You can also attend couples’ counseling for professional expertise and guidance when navigating the relationship. It can help stop any unhealthy dynamic that’s going on and promote effective communication.
It’s important to remember that apart from mental health conditions, there will be normal day-to-day relationship problems and any issue faced should not be directly chalked up to the condition. If you need any help on what to do, join our online community which also serves as a non-judgemental safe place. You can message us from any time anywhere. Remember, there’s a safe place where you can be heard without judgment. You are not alone.
Self-care! Self-care! Self-care!

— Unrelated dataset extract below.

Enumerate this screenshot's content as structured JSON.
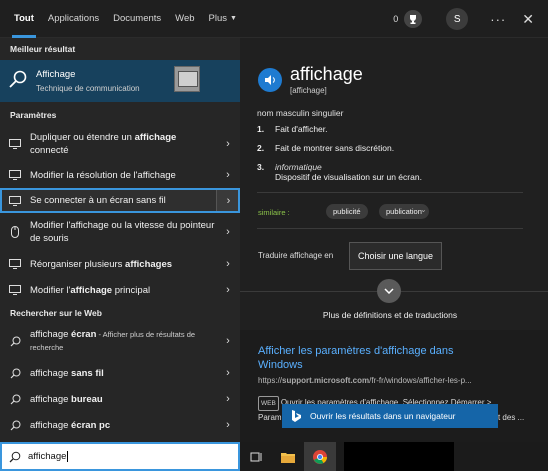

Another thing to emphasize is that you can never give from an empty cup. You need to make out time for yourself. To prevent caregiving and compassion fatigue, take self-care days. It could be physical exercises, sleeping well, organising a rest day, or a relaxing spa day.
In some cases, if you find out that being with someone with a mental health condition is stressful and draining for you, you can leave. It is necessary to leave when the relationship becomes violent, affects your mental health, is abusive, or even narcissistic. This will not come without guilt, but it’s important to remind yourself of the reasons why you left. If you need any help or advice, look for mental health resources online or contact us at She Writes Woman.
Romantic relationships require a lot of hard work, no matter the circumstance. The truth is that there’s a probability of character flaw or physical condition that needs to be handled with effective communication and sensitivity in most relationships.
Any relationship with its challenges can work if the two people involved have certain kinds of qualities required. If they are actively learning clear and effective communication, personal development, and self-awareness, the relationship is more likely to work. This does not differ for a relationship that includes someone with a mental health condition.
For the one who is considering committing to a long term relationship with someone that has a mental health condition, it will come in very handy if you are willing and able to create a support system and understand triggers.
This piece was written for She Writes Woman by Fawziyya Zakariyya. If you have any questions or clarification, we have free counseling sessions on ground for anyone going through mental health struggles. You can call Fawziyya on 07038205947 to book a slot.